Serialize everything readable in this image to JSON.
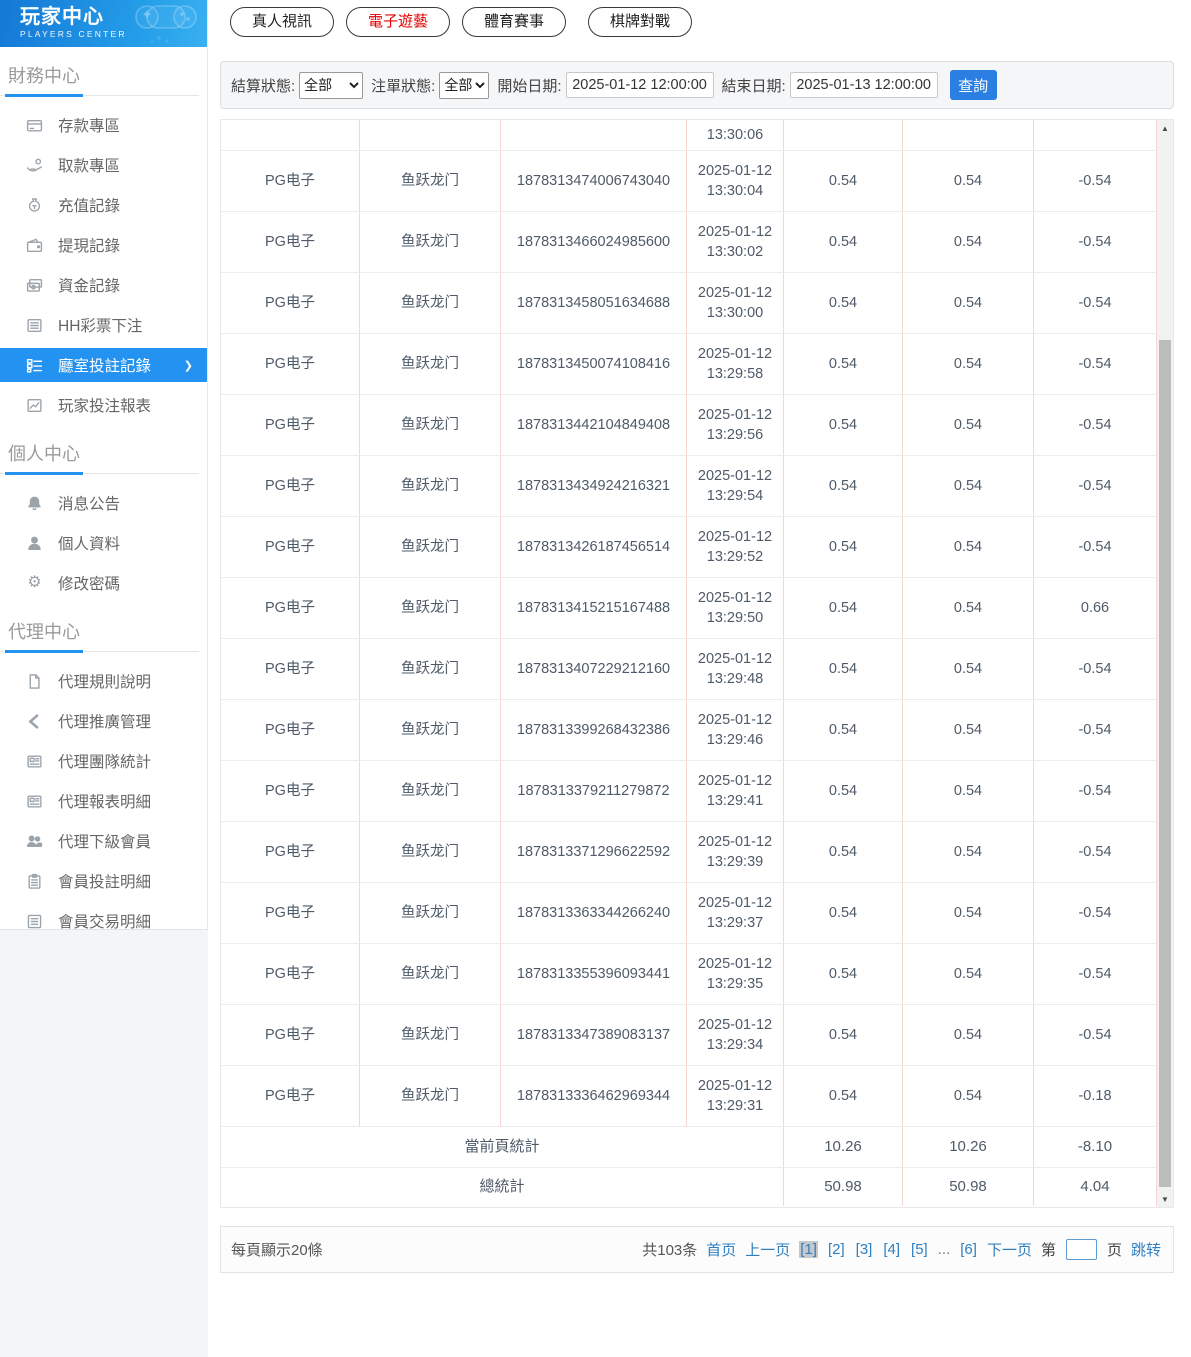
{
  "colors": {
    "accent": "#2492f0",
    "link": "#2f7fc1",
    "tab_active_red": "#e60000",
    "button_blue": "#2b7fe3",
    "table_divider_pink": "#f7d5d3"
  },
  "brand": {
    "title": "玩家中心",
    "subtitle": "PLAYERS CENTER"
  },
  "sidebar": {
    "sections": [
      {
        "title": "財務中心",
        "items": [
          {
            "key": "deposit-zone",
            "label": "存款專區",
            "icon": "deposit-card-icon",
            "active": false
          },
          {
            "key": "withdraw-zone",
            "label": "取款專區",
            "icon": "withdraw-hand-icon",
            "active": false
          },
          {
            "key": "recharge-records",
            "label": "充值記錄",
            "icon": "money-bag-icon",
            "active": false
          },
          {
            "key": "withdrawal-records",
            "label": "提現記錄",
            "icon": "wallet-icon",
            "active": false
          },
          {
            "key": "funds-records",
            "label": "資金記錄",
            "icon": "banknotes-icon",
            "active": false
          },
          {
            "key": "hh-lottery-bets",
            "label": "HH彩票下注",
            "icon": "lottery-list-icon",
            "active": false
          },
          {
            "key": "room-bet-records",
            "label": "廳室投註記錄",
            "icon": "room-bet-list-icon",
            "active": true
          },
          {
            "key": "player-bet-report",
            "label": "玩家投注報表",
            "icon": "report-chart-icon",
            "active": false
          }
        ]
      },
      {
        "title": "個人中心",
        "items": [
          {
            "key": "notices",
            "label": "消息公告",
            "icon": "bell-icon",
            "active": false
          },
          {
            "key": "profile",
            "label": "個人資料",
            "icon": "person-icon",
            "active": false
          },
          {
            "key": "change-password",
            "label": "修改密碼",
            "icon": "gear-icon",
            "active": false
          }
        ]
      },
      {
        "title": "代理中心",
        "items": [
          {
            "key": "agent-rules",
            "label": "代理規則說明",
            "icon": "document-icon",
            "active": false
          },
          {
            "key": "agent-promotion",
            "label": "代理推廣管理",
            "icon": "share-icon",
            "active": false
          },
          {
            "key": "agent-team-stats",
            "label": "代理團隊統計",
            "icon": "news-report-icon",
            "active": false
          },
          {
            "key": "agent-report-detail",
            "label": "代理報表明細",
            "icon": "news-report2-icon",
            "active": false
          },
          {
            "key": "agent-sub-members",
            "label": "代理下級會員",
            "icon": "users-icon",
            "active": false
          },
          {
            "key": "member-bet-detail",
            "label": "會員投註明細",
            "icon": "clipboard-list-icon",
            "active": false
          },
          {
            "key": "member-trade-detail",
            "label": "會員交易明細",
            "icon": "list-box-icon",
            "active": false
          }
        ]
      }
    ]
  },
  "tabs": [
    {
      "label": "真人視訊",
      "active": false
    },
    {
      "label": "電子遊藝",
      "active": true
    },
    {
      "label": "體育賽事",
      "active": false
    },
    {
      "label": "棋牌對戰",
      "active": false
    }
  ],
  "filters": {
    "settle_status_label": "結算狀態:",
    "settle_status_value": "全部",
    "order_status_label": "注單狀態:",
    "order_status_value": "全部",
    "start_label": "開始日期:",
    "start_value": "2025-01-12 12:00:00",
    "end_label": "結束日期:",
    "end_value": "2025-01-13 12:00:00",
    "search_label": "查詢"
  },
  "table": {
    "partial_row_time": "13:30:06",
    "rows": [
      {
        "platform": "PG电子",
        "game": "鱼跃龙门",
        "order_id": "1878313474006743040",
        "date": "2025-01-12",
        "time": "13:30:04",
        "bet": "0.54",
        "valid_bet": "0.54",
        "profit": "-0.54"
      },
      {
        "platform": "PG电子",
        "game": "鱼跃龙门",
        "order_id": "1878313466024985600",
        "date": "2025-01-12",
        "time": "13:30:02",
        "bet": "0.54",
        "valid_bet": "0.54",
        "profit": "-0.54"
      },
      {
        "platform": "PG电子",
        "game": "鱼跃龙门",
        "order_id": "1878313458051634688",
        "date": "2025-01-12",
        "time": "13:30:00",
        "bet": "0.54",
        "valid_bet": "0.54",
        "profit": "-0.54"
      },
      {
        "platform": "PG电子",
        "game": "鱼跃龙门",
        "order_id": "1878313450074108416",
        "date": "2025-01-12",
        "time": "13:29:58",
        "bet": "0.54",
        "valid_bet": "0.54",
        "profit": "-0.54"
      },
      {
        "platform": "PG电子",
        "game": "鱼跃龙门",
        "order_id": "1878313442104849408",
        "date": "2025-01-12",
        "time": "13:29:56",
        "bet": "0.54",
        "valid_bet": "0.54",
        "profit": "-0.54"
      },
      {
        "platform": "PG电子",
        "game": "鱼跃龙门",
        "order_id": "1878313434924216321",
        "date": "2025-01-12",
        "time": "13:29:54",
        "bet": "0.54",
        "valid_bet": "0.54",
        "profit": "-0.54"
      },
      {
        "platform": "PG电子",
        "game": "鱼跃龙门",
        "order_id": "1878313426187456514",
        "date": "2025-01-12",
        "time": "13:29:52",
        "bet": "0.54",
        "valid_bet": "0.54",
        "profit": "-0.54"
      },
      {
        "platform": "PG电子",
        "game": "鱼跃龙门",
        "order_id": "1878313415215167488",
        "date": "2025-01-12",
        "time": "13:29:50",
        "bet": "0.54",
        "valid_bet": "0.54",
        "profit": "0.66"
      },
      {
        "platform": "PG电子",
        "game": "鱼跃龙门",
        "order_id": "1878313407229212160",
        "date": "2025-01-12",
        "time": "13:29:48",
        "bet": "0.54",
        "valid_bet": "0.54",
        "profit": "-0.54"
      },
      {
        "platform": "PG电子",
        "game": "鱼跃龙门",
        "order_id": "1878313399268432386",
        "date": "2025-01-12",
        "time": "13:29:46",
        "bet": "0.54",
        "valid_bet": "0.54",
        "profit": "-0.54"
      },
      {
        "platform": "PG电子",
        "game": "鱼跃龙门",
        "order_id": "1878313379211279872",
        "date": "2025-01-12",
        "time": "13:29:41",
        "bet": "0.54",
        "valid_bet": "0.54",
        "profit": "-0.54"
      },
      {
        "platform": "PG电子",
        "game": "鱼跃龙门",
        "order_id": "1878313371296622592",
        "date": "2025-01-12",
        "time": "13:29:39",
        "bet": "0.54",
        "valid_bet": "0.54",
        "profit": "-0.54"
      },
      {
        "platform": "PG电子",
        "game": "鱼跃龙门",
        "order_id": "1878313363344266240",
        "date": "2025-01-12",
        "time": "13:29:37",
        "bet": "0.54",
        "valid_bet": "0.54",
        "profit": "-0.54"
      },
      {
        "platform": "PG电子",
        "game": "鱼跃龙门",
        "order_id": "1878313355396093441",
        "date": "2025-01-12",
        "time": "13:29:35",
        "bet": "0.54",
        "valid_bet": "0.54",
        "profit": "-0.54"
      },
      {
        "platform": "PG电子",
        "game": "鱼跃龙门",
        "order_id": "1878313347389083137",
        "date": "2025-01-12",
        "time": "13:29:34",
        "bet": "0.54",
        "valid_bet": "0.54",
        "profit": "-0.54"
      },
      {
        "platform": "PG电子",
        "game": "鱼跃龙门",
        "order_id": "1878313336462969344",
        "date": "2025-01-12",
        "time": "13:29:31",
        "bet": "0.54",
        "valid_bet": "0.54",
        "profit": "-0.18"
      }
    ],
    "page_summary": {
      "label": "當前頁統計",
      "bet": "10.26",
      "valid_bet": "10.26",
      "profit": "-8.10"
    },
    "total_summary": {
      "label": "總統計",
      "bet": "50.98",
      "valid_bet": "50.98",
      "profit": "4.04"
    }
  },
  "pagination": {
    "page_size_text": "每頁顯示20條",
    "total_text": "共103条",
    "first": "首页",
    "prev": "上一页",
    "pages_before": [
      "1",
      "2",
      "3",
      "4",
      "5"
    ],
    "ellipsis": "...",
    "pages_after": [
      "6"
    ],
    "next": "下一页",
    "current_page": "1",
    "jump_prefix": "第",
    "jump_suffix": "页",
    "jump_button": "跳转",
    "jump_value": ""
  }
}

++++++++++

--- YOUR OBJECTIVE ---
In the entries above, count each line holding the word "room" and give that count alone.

--- ANSWER TO THE PROBLEM ---
2